Give the records again exactly. Pictures do not belong in the copy.

Dataset extract Block Start

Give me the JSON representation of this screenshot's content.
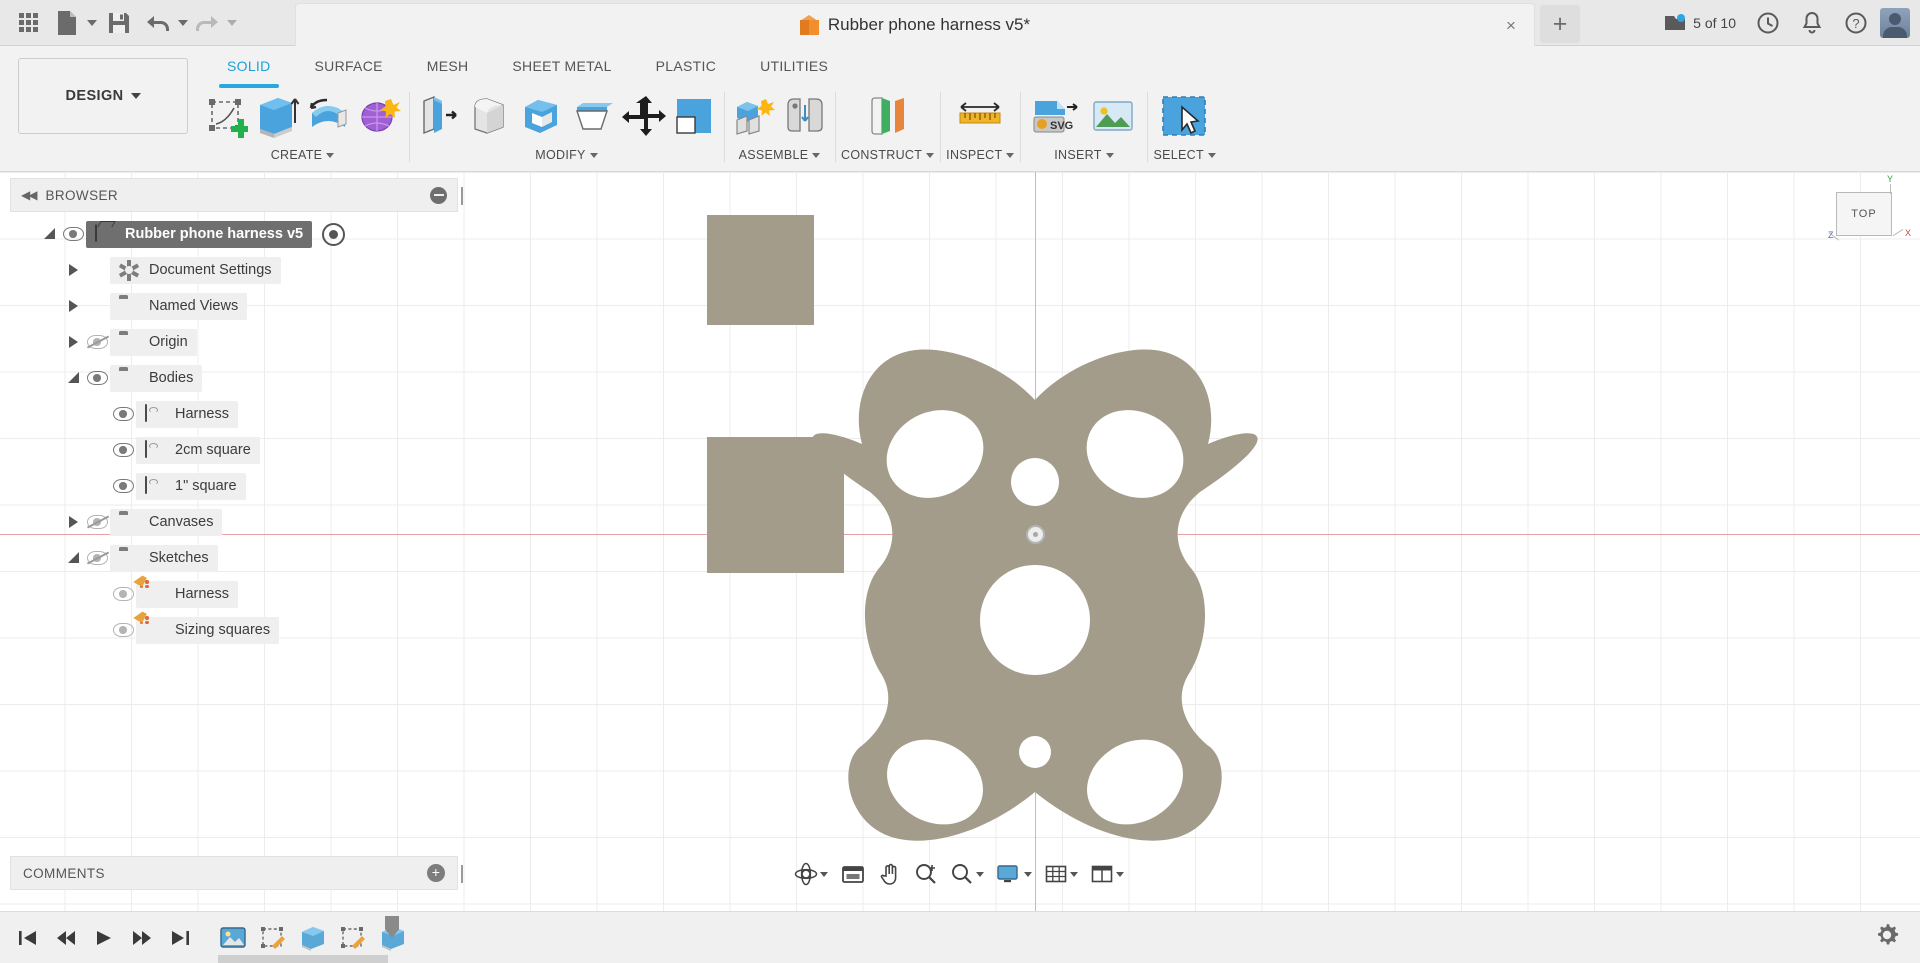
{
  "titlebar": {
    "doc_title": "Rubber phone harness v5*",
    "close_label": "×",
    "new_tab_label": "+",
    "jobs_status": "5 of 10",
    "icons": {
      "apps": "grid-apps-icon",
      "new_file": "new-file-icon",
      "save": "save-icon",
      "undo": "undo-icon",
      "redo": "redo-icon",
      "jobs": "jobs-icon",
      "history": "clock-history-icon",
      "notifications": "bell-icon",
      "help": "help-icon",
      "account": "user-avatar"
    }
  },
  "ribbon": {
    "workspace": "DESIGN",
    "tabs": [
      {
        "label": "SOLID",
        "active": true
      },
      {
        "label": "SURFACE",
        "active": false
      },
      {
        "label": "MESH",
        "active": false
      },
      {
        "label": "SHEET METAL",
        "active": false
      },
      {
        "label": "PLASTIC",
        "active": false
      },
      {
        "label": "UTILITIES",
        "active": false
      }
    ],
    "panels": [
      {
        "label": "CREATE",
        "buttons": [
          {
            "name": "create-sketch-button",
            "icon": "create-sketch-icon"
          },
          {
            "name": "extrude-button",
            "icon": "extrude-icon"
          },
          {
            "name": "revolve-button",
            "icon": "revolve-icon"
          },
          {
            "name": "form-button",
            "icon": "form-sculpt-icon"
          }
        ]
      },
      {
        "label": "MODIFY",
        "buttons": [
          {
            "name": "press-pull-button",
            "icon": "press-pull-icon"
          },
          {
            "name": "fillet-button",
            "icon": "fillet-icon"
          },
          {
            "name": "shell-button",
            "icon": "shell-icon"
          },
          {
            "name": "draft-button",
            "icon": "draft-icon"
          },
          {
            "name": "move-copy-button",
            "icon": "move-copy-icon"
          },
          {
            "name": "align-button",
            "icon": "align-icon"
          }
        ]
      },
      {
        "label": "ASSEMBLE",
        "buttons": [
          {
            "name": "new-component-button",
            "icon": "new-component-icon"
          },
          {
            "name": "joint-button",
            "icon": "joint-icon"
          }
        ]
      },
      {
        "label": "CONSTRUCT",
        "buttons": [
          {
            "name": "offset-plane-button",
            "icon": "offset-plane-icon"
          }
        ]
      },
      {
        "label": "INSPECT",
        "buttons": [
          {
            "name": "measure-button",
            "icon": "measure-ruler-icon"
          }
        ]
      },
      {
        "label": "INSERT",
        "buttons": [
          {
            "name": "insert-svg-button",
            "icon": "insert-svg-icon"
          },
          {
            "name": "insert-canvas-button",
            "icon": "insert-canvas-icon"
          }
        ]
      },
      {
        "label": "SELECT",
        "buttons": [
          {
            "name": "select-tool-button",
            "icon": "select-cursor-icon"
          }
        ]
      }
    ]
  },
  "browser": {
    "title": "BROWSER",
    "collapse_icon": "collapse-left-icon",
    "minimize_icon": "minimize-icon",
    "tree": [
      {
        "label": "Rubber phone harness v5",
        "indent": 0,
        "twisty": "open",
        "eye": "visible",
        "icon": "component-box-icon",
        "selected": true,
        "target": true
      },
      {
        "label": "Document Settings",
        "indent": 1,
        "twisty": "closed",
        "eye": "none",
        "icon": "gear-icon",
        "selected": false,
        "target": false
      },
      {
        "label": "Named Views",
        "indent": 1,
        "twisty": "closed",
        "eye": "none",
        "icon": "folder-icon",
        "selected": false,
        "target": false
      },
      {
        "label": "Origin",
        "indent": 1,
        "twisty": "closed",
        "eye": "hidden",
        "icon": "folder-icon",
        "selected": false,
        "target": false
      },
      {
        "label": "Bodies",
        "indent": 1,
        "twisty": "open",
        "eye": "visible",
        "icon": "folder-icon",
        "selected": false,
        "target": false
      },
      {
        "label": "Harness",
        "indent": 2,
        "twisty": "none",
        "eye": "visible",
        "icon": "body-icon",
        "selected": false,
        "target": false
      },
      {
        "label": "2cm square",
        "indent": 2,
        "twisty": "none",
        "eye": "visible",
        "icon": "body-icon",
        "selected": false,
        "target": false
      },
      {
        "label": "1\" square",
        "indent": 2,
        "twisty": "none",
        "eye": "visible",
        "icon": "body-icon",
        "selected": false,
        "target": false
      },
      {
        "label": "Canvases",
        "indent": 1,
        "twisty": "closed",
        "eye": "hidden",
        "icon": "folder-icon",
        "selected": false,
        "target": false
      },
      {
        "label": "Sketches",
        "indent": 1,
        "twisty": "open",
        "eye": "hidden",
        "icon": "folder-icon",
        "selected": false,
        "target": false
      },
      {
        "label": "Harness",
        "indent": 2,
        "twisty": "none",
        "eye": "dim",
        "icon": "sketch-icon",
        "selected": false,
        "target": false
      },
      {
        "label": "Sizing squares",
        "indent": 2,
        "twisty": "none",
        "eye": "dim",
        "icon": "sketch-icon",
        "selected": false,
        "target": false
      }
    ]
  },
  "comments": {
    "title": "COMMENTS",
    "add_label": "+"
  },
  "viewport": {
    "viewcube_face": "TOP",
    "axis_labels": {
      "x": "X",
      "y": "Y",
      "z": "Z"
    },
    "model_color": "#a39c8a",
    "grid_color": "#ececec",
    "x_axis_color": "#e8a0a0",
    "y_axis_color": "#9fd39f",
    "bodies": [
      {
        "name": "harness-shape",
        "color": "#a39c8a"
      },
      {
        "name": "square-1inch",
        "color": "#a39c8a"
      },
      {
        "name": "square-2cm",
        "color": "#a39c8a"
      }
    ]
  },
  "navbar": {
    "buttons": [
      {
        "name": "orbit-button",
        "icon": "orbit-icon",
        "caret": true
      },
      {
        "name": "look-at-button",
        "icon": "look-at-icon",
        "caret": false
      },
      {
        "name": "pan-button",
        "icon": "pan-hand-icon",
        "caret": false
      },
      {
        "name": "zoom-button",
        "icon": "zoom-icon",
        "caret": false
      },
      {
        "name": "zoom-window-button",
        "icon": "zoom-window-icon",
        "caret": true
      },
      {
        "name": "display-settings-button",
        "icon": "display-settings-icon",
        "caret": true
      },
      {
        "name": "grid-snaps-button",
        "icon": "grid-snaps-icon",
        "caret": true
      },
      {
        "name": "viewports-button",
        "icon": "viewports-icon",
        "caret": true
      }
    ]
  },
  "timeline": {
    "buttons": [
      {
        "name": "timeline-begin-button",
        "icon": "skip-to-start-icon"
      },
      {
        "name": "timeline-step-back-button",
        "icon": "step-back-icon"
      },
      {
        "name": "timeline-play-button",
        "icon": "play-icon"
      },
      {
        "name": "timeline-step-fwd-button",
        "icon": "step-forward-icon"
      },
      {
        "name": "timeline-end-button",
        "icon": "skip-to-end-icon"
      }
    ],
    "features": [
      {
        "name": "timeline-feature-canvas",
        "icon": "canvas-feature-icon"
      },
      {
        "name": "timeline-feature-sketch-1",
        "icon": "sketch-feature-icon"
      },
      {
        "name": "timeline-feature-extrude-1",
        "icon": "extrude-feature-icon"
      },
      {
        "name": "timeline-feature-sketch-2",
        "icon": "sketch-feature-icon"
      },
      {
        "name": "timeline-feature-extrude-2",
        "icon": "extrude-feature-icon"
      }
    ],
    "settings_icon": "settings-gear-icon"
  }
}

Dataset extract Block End

Response area.
Give me the JSON representation of this screenshot's content.
{
  "titlebar": {
    "doc_title": "Rubber phone harness v5*",
    "close_label": "×",
    "new_tab_label": "+",
    "jobs_status": "5 of 10",
    "icons": {
      "apps": "grid-apps-icon",
      "new_file": "new-file-icon",
      "save": "save-icon",
      "undo": "undo-icon",
      "redo": "redo-icon",
      "jobs": "jobs-icon",
      "history": "clock-history-icon",
      "notifications": "bell-icon",
      "help": "help-icon",
      "account": "user-avatar"
    }
  },
  "ribbon": {
    "workspace": "DESIGN",
    "tabs": [
      {
        "label": "SOLID",
        "active": true
      },
      {
        "label": "SURFACE",
        "active": false
      },
      {
        "label": "MESH",
        "active": false
      },
      {
        "label": "SHEET METAL",
        "active": false
      },
      {
        "label": "PLASTIC",
        "active": false
      },
      {
        "label": "UTILITIES",
        "active": false
      }
    ],
    "panels": [
      {
        "label": "CREATE",
        "buttons": [
          {
            "name": "create-sketch-button",
            "icon": "create-sketch-icon"
          },
          {
            "name": "extrude-button",
            "icon": "extrude-icon"
          },
          {
            "name": "revolve-button",
            "icon": "revolve-icon"
          },
          {
            "name": "form-button",
            "icon": "form-sculpt-icon"
          }
        ]
      },
      {
        "label": "MODIFY",
        "buttons": [
          {
            "name": "press-pull-button",
            "icon": "press-pull-icon"
          },
          {
            "name": "fillet-button",
            "icon": "fillet-icon"
          },
          {
            "name": "shell-button",
            "icon": "shell-icon"
          },
          {
            "name": "draft-button",
            "icon": "draft-icon"
          },
          {
            "name": "move-copy-button",
            "icon": "move-copy-icon"
          },
          {
            "name": "align-button",
            "icon": "align-icon"
          }
        ]
      },
      {
        "label": "ASSEMBLE",
        "buttons": [
          {
            "name": "new-component-button",
            "icon": "new-component-icon"
          },
          {
            "name": "joint-button",
            "icon": "joint-icon"
          }
        ]
      },
      {
        "label": "CONSTRUCT",
        "buttons": [
          {
            "name": "offset-plane-button",
            "icon": "offset-plane-icon"
          }
        ]
      },
      {
        "label": "INSPECT",
        "buttons": [
          {
            "name": "measure-button",
            "icon": "measure-ruler-icon"
          }
        ]
      },
      {
        "label": "INSERT",
        "buttons": [
          {
            "name": "insert-svg-button",
            "icon": "insert-svg-icon"
          },
          {
            "name": "insert-canvas-button",
            "icon": "insert-canvas-icon"
          }
        ]
      },
      {
        "label": "SELECT",
        "buttons": [
          {
            "name": "select-tool-button",
            "icon": "select-cursor-icon"
          }
        ]
      }
    ]
  },
  "browser": {
    "title": "BROWSER",
    "collapse_icon": "collapse-left-icon",
    "minimize_icon": "minimize-icon",
    "tree": [
      {
        "label": "Rubber phone harness v5",
        "indent": 0,
        "twisty": "open",
        "eye": "visible",
        "icon": "component-box-icon",
        "selected": true,
        "target": true
      },
      {
        "label": "Document Settings",
        "indent": 1,
        "twisty": "closed",
        "eye": "none",
        "icon": "gear-icon",
        "selected": false,
        "target": false
      },
      {
        "label": "Named Views",
        "indent": 1,
        "twisty": "closed",
        "eye": "none",
        "icon": "folder-icon",
        "selected": false,
        "target": false
      },
      {
        "label": "Origin",
        "indent": 1,
        "twisty": "closed",
        "eye": "hidden",
        "icon": "folder-icon",
        "selected": false,
        "target": false
      },
      {
        "label": "Bodies",
        "indent": 1,
        "twisty": "open",
        "eye": "visible",
        "icon": "folder-icon",
        "selected": false,
        "target": false
      },
      {
        "label": "Harness",
        "indent": 2,
        "twisty": "none",
        "eye": "visible",
        "icon": "body-icon",
        "selected": false,
        "target": false
      },
      {
        "label": "2cm square",
        "indent": 2,
        "twisty": "none",
        "eye": "visible",
        "icon": "body-icon",
        "selected": false,
        "target": false
      },
      {
        "label": "1\" square",
        "indent": 2,
        "twisty": "none",
        "eye": "visible",
        "icon": "body-icon",
        "selected": false,
        "target": false
      },
      {
        "label": "Canvases",
        "indent": 1,
        "twisty": "closed",
        "eye": "hidden",
        "icon": "folder-icon",
        "selected": false,
        "target": false
      },
      {
        "label": "Sketches",
        "indent": 1,
        "twisty": "open",
        "eye": "hidden",
        "icon": "folder-icon",
        "selected": false,
        "target": false
      },
      {
        "label": "Harness",
        "indent": 2,
        "twisty": "none",
        "eye": "dim",
        "icon": "sketch-icon",
        "selected": false,
        "target": false
      },
      {
        "label": "Sizing squares",
        "indent": 2,
        "twisty": "none",
        "eye": "dim",
        "icon": "sketch-icon",
        "selected": false,
        "target": false
      }
    ]
  },
  "comments": {
    "title": "COMMENTS",
    "add_label": "+"
  },
  "viewport": {
    "viewcube_face": "TOP",
    "axis_labels": {
      "x": "X",
      "y": "Y",
      "z": "Z"
    },
    "model_color": "#a39c8a",
    "grid_color": "#ececec",
    "x_axis_color": "#e8a0a0",
    "y_axis_color": "#9fd39f",
    "bodies": [
      {
        "name": "harness-shape",
        "color": "#a39c8a"
      },
      {
        "name": "square-1inch",
        "color": "#a39c8a"
      },
      {
        "name": "square-2cm",
        "color": "#a39c8a"
      }
    ]
  },
  "navbar": {
    "buttons": [
      {
        "name": "orbit-button",
        "icon": "orbit-icon",
        "caret": true
      },
      {
        "name": "look-at-button",
        "icon": "look-at-icon",
        "caret": false
      },
      {
        "name": "pan-button",
        "icon": "pan-hand-icon",
        "caret": false
      },
      {
        "name": "zoom-button",
        "icon": "zoom-icon",
        "caret": false
      },
      {
        "name": "zoom-window-button",
        "icon": "zoom-window-icon",
        "caret": true
      },
      {
        "name": "display-settings-button",
        "icon": "display-settings-icon",
        "caret": true
      },
      {
        "name": "grid-snaps-button",
        "icon": "grid-snaps-icon",
        "caret": true
      },
      {
        "name": "viewports-button",
        "icon": "viewports-icon",
        "caret": true
      }
    ]
  },
  "timeline": {
    "buttons": [
      {
        "name": "timeline-begin-button",
        "icon": "skip-to-start-icon"
      },
      {
        "name": "timeline-step-back-button",
        "icon": "step-back-icon"
      },
      {
        "name": "timeline-play-button",
        "icon": "play-icon"
      },
      {
        "name": "timeline-step-fwd-button",
        "icon": "step-forward-icon"
      },
      {
        "name": "timeline-end-button",
        "icon": "skip-to-end-icon"
      }
    ],
    "features": [
      {
        "name": "timeline-feature-canvas",
        "icon": "canvas-feature-icon"
      },
      {
        "name": "timeline-feature-sketch-1",
        "icon": "sketch-feature-icon"
      },
      {
        "name": "timeline-feature-extrude-1",
        "icon": "extrude-feature-icon"
      },
      {
        "name": "timeline-feature-sketch-2",
        "icon": "sketch-feature-icon"
      },
      {
        "name": "timeline-feature-extrude-2",
        "icon": "extrude-feature-icon"
      }
    ],
    "settings_icon": "settings-gear-icon"
  }
}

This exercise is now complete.